expectation of getting an answer, but in the
comforting hope that I shall find some thousands
of sympathising readers, whose minds are
constantly asking similar questions.

Why does a young woman of prepossessing
appearance, glossy hair, and neat attire, taken
from any station of life and put behind the
counter of a Refreshment Room on an English
Railroad, conceive the idea that her mission
in life is to treat me with scorn ? Why does
she disdain my plaintive and respectful
solicitations for portions of pork-pie or cups of
tea? Why does she feed me like a hy├Žna?
What have I done to incur the young lady's
displeasure? Is it, that I have come there
to be refreshed ? It is strange that she
should take that ill, because her vocation
would be gone if I and my fellow-travellers
did not appear before her, suing in humility
to be allowed to lay out a little money. Yet
I never offered her any other injury. Then,
why does she wound my sensitive nature by
being so dreadfully cross to me ? She has
relations, friends, acquaintances, with whom
to quarrel. Why does she pick me out for
her natural enemy ?

When a Reviewer or other Writer has
crammed himself to choking with some
particularly abstruse piece of information,
why does he introduce it with the casual
remark, that " every schoolboy knows " it?
He didn't know it himself last week; why is
it indispensable that he should let off this
introductory cracker among his readers ? We
have a vast number of extraordinary fictions
in common use, but this fiction of the schoolboy
is the most unaccountable to me of all.
It supposes the schoolboy to know everything.
The schoolboy knows the exact distance,
to an inch, from the moon to Uranus,
The schoolboy knows every conceivable
quotation from the Greek and Latin authors.
The schoolboy is up at present, and has been
these two years, in the remotest corners of the
maps of Russia and Turkey; previously to
which display of his geographical
accomplishments he had been on the most intimate
terms with the whole of the gold regions of
Australia. If there were a run against the
monetary system of the country to-morrow,
we should find this prodigy of a schoolboy
down upon us with the deepest mysteries of
banking and the currency. We have nearly
got rid of the Irishman who stood by us so
long, and did so much public service, by
enabling the narrators of facetious anecdotes
to introduce them with "As the Irishman
said." We have quite got rid of the Frenchman
who was for many years in partnership
with him. Are we never, on any terms, to get
rid of the schoolboy ?

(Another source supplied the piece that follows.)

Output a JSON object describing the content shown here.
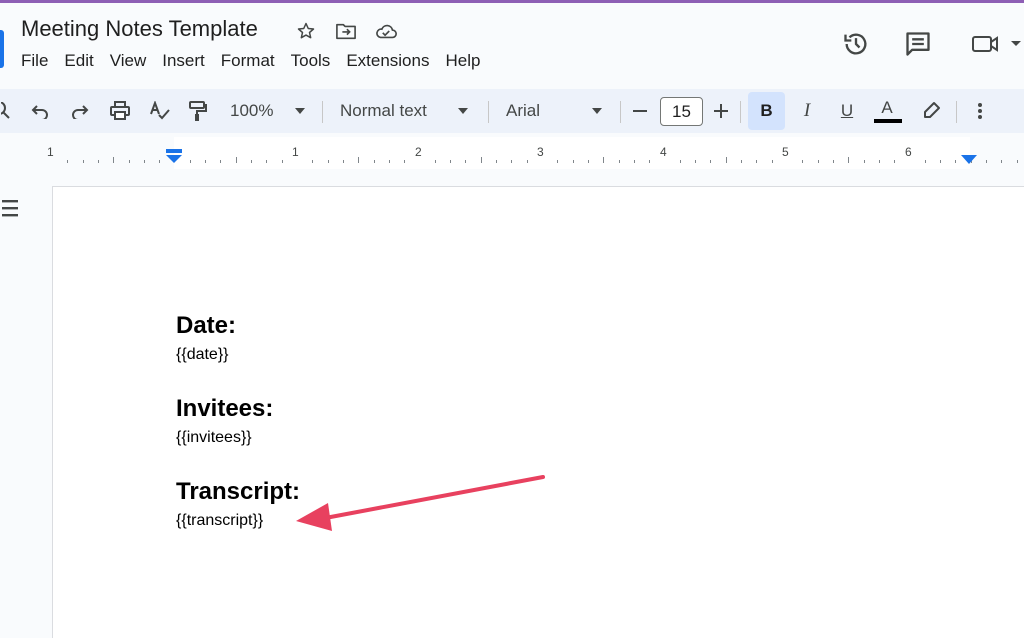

If the Court Circular be a sacred institution
for the edification of a free people, why
is the most abhorred villain always
invested, in right of that frightful distinction,
with a Court Circular of his own? Why am
I always to be told about the ruffian's pleasant
manners, his easy ways, his agreeable
smile, his affable talk, the profound
conviction of his innocence that he blandly wafts
into the soft bosoms of guileless lambs of
turnkeys, the orthodox air with which he comes
and goes, with his Bible and prayer-book in
his hand, along the yard, that I fervently
hope may have no outlet for him but the
gallows ? Why am I to be dosed and drenched
with these nauseous particulars, in the case of
every wretch sufficiently atrocious to become
their subject? Why am I supposed never to
know all about it beforehand, and never to
have been pelted with similar mud in my
life? Has not the whole detestable programme
been presented to me without variation, fifty
times ? Am I not familiar with every line
of it, from its not being generally known that
Sharmer was much respected in the County
of Blankshire, down to the virtuous heat of
Bilkins, Sharmer's counsel, when, in his
eloquent address, he cautions the jurymen
about laying their heads on their pillows,
and is moved to pious wrath by the wicked
predisposition of human nature to object to
the foulest murder that its faculties can
imagine? Why, why, why, must I have the
Newgate Court Circular over and over again,
as if the genuine Court Circular were not
enough to make me modestly independent,
proud, grateful, and happy?

When I overhear my friend Blackdash
inquire of my friend Asterisk whether he
knows Sir Giles Scroggins, why does Asterisk